Goal of the exercise:
Scan the records for "icon". Show the matching lines.

(Data excerpts begins)

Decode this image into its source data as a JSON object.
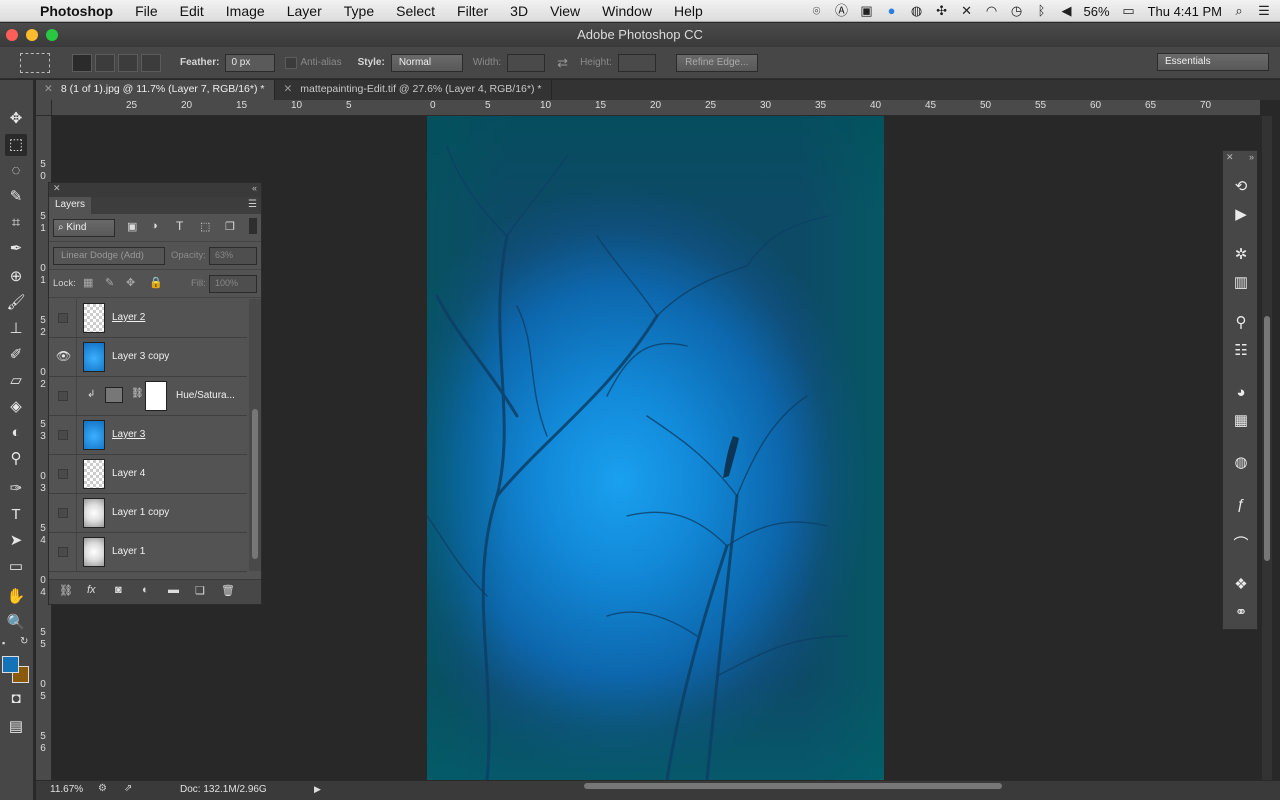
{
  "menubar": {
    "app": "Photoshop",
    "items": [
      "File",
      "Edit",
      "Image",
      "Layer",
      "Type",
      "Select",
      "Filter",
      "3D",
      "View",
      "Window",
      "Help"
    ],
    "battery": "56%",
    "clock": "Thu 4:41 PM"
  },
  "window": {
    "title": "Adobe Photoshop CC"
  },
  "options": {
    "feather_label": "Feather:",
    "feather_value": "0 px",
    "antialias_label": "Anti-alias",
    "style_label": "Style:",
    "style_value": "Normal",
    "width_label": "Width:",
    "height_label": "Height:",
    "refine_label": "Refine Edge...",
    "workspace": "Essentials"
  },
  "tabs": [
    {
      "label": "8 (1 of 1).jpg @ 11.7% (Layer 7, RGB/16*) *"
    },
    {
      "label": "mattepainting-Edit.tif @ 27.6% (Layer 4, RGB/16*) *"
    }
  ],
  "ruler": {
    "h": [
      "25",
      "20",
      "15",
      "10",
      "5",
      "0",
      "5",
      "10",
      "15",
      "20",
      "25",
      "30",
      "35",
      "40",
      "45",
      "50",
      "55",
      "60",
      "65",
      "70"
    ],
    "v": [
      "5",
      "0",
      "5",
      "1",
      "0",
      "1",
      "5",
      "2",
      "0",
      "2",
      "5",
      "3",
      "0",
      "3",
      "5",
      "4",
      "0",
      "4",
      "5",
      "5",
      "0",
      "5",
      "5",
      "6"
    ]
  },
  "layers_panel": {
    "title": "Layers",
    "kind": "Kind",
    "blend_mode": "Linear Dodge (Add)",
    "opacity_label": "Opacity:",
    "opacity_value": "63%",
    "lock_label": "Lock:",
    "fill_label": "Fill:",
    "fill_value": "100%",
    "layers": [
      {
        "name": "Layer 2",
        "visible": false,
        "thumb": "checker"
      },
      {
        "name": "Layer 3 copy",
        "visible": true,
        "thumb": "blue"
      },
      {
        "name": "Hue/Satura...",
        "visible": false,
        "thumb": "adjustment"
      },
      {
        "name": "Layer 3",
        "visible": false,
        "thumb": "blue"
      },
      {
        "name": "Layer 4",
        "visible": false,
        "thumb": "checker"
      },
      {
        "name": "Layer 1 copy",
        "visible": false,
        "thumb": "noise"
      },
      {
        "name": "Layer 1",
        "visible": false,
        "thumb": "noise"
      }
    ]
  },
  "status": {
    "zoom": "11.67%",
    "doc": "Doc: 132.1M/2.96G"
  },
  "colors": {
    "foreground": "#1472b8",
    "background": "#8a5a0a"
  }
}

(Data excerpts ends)
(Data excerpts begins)

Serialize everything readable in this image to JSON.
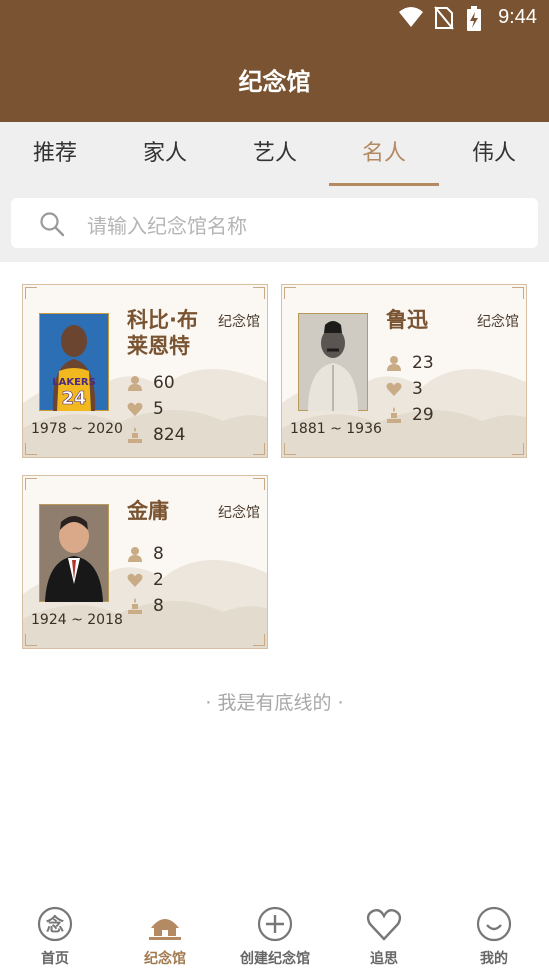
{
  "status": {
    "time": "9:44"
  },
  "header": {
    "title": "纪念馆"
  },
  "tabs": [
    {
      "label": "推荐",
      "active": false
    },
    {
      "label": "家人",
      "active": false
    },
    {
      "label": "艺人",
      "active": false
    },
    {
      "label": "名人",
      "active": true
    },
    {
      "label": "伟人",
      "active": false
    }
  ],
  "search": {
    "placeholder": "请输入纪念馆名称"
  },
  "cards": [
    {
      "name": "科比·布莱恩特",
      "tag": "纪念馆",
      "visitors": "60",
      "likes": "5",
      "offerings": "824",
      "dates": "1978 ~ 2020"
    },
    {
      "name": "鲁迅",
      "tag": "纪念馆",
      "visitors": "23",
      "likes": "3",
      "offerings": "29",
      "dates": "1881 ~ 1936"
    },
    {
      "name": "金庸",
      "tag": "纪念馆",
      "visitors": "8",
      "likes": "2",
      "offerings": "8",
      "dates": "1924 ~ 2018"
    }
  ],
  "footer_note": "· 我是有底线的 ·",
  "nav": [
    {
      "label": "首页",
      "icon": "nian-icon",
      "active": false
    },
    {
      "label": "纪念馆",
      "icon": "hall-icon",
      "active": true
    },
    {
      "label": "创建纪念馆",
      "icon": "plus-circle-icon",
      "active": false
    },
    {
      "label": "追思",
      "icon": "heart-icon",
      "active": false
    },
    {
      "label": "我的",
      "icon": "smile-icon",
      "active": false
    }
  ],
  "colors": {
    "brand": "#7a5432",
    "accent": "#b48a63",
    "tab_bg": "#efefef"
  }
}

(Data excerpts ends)

Task solution:
      "icon": "nian-icon",
      "icon": "hall-icon",
      "icon": "plus-circle-icon",
      "icon": "heart-icon",
      "icon": "smile-icon",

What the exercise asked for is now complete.